Problem details: Print out the data below in full, exactly as written.

Dataset rows describing interfaces:
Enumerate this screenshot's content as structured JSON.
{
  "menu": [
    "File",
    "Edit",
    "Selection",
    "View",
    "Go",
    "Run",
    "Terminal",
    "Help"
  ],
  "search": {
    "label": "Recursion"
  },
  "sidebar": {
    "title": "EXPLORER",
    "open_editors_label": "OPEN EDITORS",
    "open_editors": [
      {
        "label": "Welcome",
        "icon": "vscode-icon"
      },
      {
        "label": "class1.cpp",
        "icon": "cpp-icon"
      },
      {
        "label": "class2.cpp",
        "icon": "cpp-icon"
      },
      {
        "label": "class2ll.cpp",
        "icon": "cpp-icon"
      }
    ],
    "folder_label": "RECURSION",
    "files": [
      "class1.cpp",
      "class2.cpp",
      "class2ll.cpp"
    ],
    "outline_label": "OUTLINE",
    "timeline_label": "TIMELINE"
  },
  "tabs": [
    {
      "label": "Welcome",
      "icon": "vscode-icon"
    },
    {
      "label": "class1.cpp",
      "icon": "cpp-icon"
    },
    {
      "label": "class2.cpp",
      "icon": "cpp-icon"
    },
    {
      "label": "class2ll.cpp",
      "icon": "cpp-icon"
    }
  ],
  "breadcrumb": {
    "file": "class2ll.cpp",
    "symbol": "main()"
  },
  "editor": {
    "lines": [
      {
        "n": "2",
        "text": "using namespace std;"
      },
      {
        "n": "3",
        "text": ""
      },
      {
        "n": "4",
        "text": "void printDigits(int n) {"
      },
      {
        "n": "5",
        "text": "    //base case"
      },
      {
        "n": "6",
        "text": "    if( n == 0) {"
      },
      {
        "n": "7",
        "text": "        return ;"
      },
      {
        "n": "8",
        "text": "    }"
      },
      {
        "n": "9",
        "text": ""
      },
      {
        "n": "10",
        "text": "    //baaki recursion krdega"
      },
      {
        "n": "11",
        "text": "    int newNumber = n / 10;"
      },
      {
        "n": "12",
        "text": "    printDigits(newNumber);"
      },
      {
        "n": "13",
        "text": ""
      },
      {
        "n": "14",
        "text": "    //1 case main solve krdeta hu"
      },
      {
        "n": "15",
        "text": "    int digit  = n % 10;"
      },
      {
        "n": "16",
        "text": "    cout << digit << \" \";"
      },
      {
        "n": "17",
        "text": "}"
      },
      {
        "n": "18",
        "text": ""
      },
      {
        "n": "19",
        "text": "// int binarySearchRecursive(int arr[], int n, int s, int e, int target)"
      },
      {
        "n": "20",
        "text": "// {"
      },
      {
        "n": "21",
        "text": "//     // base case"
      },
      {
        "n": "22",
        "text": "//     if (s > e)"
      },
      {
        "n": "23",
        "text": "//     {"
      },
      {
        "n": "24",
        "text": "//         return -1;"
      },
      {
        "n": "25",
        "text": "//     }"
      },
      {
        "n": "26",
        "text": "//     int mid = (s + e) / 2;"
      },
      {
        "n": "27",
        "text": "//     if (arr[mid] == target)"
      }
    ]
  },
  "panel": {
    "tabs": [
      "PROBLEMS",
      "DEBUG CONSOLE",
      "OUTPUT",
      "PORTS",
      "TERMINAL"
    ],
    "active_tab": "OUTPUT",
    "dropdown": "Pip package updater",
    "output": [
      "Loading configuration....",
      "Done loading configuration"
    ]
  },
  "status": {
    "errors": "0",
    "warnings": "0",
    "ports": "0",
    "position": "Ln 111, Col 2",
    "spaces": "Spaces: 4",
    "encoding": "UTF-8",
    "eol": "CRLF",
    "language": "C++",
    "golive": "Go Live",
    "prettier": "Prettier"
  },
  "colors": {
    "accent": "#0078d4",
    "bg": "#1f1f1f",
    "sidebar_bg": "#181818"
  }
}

Written answer:
Enumerate this screenshot's content as structured JSON.
{
  "menu": [
    "File",
    "Edit",
    "Selection",
    "View",
    "Go",
    "Run",
    "Terminal",
    "Help"
  ],
  "search": {
    "label": "Recursion"
  },
  "sidebar": {
    "title": "EXPLORER",
    "open_editors_label": "OPEN EDITORS",
    "open_editors": [
      {
        "label": "Welcome",
        "icon": "vscode-icon"
      },
      {
        "label": "class1.cpp",
        "icon": "cpp-icon"
      },
      {
        "label": "class2.cpp",
        "icon": "cpp-icon"
      },
      {
        "label": "class2ll.cpp",
        "icon": "cpp-icon"
      }
    ],
    "folder_label": "RECURSION",
    "files": [
      "class1.cpp",
      "class2.cpp",
      "class2ll.cpp"
    ],
    "outline_label": "OUTLINE",
    "timeline_label": "TIMELINE"
  },
  "tabs": [
    {
      "label": "Welcome",
      "icon": "vscode-icon"
    },
    {
      "label": "class1.cpp",
      "icon": "cpp-icon"
    },
    {
      "label": "class2.cpp",
      "icon": "cpp-icon"
    },
    {
      "label": "class2ll.cpp",
      "icon": "cpp-icon"
    }
  ],
  "breadcrumb": {
    "file": "class2ll.cpp",
    "symbol": "main()"
  },
  "editor": {
    "lines": [
      {
        "n": "2",
        "text": "using namespace std;"
      },
      {
        "n": "3",
        "text": ""
      },
      {
        "n": "4",
        "text": "void printDigits(int n) {"
      },
      {
        "n": "5",
        "text": "    //base case"
      },
      {
        "n": "6",
        "text": "    if( n == 0) {"
      },
      {
        "n": "7",
        "text": "        return ;"
      },
      {
        "n": "8",
        "text": "    }"
      },
      {
        "n": "9",
        "text": ""
      },
      {
        "n": "10",
        "text": "    //baaki recursion krdega"
      },
      {
        "n": "11",
        "text": "    int newNumber = n / 10;"
      },
      {
        "n": "12",
        "text": "    printDigits(newNumber);"
      },
      {
        "n": "13",
        "text": ""
      },
      {
        "n": "14",
        "text": "    //1 case main solve krdeta hu"
      },
      {
        "n": "15",
        "text": "    int digit  = n % 10;"
      },
      {
        "n": "16",
        "text": "    cout << digit << \" \";"
      },
      {
        "n": "17",
        "text": "}"
      },
      {
        "n": "18",
        "text": ""
      },
      {
        "n": "19",
        "text": "// int binarySearchRecursive(int arr[], int n, int s, int e, int target)"
      },
      {
        "n": "20",
        "text": "// {"
      },
      {
        "n": "21",
        "text": "//     // base case"
      },
      {
        "n": "22",
        "text": "//     if (s > e)"
      },
      {
        "n": "23",
        "text": "//     {"
      },
      {
        "n": "24",
        "text": "//         return -1;"
      },
      {
        "n": "25",
        "text": "//     }"
      },
      {
        "n": "26",
        "text": "//     int mid = (s + e) / 2;"
      },
      {
        "n": "27",
        "text": "//     if (arr[mid] == target)"
      }
    ]
  },
  "panel": {
    "tabs": [
      "PROBLEMS",
      "DEBUG CONSOLE",
      "OUTPUT",
      "PORTS",
      "TERMINAL"
    ],
    "active_tab": "OUTPUT",
    "dropdown": "Pip package updater",
    "output": [
      "Loading configuration....",
      "Done loading configuration"
    ]
  },
  "status": {
    "errors": "0",
    "warnings": "0",
    "ports": "0",
    "position": "Ln 111, Col 2",
    "spaces": "Spaces: 4",
    "encoding": "UTF-8",
    "eol": "CRLF",
    "language": "C++",
    "golive": "Go Live",
    "prettier": "Prettier"
  },
  "colors": {
    "accent": "#0078d4",
    "bg": "#1f1f1f",
    "sidebar_bg": "#181818"
  }
}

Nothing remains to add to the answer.